    Awesome read, Stefan ! Love the word “Technobabble”! Well said Sir!

  • Stefan says:
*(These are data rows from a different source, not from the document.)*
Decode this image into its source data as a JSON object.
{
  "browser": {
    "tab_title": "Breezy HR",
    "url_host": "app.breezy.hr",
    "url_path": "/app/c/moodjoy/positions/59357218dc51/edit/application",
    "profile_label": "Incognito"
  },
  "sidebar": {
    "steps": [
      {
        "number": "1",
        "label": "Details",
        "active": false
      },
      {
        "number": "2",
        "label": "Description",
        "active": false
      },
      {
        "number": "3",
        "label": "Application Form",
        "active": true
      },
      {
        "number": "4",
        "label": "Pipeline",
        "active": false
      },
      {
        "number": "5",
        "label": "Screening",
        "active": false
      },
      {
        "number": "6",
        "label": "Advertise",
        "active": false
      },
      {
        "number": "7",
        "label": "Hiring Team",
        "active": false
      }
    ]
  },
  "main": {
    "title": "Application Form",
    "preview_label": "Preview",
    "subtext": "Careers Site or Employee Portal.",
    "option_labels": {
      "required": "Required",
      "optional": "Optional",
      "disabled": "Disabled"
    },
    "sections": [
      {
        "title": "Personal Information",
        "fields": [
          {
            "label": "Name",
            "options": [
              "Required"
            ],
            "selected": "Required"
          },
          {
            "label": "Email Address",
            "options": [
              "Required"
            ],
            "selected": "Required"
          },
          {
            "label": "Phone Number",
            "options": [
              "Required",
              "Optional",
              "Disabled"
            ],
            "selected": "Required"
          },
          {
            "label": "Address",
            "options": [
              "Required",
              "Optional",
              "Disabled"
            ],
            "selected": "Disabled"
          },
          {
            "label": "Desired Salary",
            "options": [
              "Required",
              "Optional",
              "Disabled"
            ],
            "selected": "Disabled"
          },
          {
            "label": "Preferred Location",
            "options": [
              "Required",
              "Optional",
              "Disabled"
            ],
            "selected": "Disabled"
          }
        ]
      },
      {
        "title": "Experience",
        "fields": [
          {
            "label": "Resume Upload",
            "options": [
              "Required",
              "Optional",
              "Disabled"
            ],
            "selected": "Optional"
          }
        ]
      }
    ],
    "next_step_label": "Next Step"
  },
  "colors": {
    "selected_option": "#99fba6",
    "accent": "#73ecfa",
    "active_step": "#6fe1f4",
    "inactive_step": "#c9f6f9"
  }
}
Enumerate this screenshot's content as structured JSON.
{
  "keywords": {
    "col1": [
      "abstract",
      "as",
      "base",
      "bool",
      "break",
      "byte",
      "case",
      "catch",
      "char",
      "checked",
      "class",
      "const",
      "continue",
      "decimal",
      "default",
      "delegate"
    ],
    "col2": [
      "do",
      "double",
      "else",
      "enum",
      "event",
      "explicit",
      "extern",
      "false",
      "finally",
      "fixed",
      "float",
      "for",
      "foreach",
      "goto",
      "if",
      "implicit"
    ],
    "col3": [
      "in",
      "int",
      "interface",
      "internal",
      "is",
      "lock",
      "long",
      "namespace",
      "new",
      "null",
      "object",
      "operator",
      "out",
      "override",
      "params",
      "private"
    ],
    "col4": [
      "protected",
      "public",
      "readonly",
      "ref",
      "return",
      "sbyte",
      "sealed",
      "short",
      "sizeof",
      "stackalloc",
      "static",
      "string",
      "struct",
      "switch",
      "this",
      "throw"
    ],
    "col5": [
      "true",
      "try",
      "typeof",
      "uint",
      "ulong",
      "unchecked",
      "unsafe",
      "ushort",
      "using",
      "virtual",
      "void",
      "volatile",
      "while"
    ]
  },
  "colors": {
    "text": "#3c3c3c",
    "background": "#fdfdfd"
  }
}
    Thanks Dunn. I think the word Technobabble came up to describe Star Trek. I didn’t invent it 🙂